The task:
Each record must be output exactly and in full.

Items from a dataset:
-- Opening Marker --

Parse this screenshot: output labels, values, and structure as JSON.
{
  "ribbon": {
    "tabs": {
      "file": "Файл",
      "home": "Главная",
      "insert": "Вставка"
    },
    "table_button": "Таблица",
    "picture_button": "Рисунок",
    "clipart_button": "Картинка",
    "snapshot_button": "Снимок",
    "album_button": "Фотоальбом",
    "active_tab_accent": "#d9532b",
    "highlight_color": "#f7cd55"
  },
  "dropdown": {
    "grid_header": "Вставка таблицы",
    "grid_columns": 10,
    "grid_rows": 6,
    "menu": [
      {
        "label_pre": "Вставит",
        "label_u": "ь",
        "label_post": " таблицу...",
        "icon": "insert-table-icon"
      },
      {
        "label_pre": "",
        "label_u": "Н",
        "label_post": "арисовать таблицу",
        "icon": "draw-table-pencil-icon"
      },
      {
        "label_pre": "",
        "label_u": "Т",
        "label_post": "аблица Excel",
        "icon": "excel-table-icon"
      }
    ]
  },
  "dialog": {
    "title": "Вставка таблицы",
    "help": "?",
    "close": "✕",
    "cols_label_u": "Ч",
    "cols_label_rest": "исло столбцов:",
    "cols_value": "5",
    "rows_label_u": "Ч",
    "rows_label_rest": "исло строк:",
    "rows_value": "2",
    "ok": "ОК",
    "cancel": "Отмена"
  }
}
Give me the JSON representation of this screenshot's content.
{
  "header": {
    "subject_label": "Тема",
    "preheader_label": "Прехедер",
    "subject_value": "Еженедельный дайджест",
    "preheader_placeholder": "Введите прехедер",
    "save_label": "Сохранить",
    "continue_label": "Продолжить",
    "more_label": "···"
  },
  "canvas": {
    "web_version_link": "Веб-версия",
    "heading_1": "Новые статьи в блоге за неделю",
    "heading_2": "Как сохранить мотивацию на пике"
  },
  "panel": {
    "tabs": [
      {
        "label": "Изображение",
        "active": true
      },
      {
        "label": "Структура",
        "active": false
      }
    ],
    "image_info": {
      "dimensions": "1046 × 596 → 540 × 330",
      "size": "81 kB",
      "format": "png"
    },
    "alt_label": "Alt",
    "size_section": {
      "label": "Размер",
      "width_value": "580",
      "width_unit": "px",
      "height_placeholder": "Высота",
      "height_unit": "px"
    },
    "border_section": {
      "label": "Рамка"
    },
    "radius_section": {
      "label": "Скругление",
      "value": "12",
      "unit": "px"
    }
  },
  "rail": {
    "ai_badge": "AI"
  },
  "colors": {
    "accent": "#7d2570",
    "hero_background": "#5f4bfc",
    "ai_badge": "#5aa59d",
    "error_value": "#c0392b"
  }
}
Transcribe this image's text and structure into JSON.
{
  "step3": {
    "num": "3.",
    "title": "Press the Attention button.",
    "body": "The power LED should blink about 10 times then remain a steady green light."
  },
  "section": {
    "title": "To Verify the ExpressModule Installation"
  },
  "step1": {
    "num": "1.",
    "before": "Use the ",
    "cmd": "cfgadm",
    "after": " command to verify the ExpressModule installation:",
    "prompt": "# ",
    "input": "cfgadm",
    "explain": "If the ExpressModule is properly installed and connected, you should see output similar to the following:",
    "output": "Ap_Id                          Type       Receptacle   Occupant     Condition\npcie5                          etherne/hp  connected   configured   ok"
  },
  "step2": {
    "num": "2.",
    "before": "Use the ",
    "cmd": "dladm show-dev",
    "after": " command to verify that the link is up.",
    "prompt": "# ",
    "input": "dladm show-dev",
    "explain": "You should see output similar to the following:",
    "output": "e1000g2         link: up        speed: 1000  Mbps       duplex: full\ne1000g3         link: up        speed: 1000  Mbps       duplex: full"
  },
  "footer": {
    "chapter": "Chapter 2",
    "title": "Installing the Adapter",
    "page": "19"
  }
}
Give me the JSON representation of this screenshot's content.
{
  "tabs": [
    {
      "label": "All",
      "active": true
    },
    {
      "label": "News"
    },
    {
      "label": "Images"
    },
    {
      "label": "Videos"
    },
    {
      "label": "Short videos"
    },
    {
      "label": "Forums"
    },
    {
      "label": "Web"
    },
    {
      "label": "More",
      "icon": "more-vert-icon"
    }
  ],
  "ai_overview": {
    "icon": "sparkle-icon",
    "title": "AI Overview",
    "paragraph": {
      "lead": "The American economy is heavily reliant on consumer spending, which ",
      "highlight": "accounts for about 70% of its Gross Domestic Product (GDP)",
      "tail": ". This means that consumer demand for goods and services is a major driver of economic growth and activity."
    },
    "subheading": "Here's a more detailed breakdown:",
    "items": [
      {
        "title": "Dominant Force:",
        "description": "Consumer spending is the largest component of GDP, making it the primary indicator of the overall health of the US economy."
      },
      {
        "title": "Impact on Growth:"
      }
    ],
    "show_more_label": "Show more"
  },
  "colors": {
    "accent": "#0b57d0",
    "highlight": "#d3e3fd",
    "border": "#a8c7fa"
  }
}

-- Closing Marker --

Solved problem:
Parse this screenshot: output labels, values, and structure as JSON.
{
  "ribbon": {
    "tabs": {
      "file": "Файл",
      "home": "Главная",
      "insert": "Вставка"
    },
    "table_button": "Таблица",
    "picture_button": "Рисунок",
    "clipart_button": "Картинка",
    "snapshot_button": "Снимок",
    "album_button": "Фотоальбом",
    "active_tab_accent": "#d9532b",
    "highlight_color": "#f7cd55"
  },
  "dropdown": {
    "grid_header": "Вставка таблицы",
    "grid_columns": 10,
    "grid_rows": 6,
    "menu": [
      {
        "label_pre": "Вставит",
        "label_u": "ь",
        "label_post": " таблицу...",
        "icon": "insert-table-icon"
      },
      {
        "label_pre": "",
        "label_u": "Н",
        "label_post": "арисовать таблицу",
        "icon": "draw-table-pencil-icon"
      },
      {
        "label_pre": "",
        "label_u": "Т",
        "label_post": "аблица Excel",
        "icon": "excel-table-icon"
      }
    ]
  },
  "dialog": {
    "title": "Вставка таблицы",
    "help": "?",
    "close": "✕",
    "cols_label_u": "Ч",
    "cols_label_rest": "исло столбцов:",
    "cols_value": "5",
    "rows_label_u": "Ч",
    "rows_label_rest": "исло строк:",
    "rows_value": "2",
    "ok": "ОК",
    "cancel": "Отмена"
  }
}
Give me the JSON representation of this screenshot's content.
{
  "header": {
    "subject_label": "Тема",
    "preheader_label": "Прехедер",
    "subject_value": "Еженедельный дайджест",
    "preheader_placeholder": "Введите прехедер",
    "save_label": "Сохранить",
    "continue_label": "Продолжить",
    "more_label": "···"
  },
  "canvas": {
    "web_version_link": "Веб-версия",
    "heading_1": "Новые статьи в блоге за неделю",
    "heading_2": "Как сохранить мотивацию на пике"
  },
  "panel": {
    "tabs": [
      {
        "label": "Изображение",
        "active": true
      },
      {
        "label": "Структура",
        "active": false
      }
    ],
    "image_info": {
      "dimensions": "1046 × 596 → 540 × 330",
      "size": "81 kB",
      "format": "png"
    },
    "alt_label": "Alt",
    "size_section": {
      "label": "Размер",
      "width_value": "580",
      "width_unit": "px",
      "height_placeholder": "Высота",
      "height_unit": "px"
    },
    "border_section": {
      "label": "Рамка"
    },
    "radius_section": {
      "label": "Скругление",
      "value": "12",
      "unit": "px"
    }
  },
  "rail": {
    "ai_badge": "AI"
  },
  "colors": {
    "accent": "#7d2570",
    "hero_background": "#5f4bfc",
    "ai_badge": "#5aa59d",
    "error_value": "#c0392b"
  }
}
Transcribe this image's text and structure into JSON.
{
  "step3": {
    "num": "3.",
    "title": "Press the Attention button.",
    "body": "The power LED should blink about 10 times then remain a steady green light."
  },
  "section": {
    "title": "To Verify the ExpressModule Installation"
  },
  "step1": {
    "num": "1.",
    "before": "Use the ",
    "cmd": "cfgadm",
    "after": " command to verify the ExpressModule installation:",
    "prompt": "# ",
    "input": "cfgadm",
    "explain": "If the ExpressModule is properly installed and connected, you should see output similar to the following:",
    "output": "Ap_Id                          Type       Receptacle   Occupant     Condition\npcie5                          etherne/hp  connected   configured   ok"
  },
  "step2": {
    "num": "2.",
    "before": "Use the ",
    "cmd": "dladm show-dev",
    "after": " command to verify that the link is up.",
    "prompt": "# ",
    "input": "dladm show-dev",
    "explain": "You should see output similar to the following:",
    "output": "e1000g2         link: up        speed: 1000  Mbps       duplex: full\ne1000g3         link: up        speed: 1000  Mbps       duplex: full"
  },
  "footer": {
    "chapter": "Chapter 2",
    "title": "Installing the Adapter",
    "page": "19"
  }
}
Give me the JSON representation of this screenshot's content.
{
  "tabs": [
    {
      "label": "All",
      "active": true
    },
    {
      "label": "News"
    },
    {
      "label": "Images"
    },
    {
      "label": "Videos"
    },
    {
      "label": "Short videos"
    },
    {
      "label": "Forums"
    },
    {
      "label": "Web"
    },
    {
      "label": "More",
      "icon": "more-vert-icon"
    }
  ],
  "ai_overview": {
    "icon": "sparkle-icon",
    "title": "AI Overview",
    "paragraph": {
      "lead": "The American economy is heavily reliant on consumer spending, which ",
      "highlight": "accounts for about 70% of its Gross Domestic Product (GDP)",
      "tail": ". This means that consumer demand for goods and services is a major driver of economic growth and activity."
    },
    "subheading": "Here's a more detailed breakdown:",
    "items": [
      {
        "title": "Dominant Force:",
        "description": "Consumer spending is the largest component of GDP, making it the primary indicator of the overall health of the US economy."
      },
      {
        "title": "Impact on Growth:"
      }
    ],
    "show_more_label": "Show more"
  },
  "colors": {
    "accent": "#0b57d0",
    "highlight": "#d3e3fd",
    "border": "#a8c7fa"
  }
}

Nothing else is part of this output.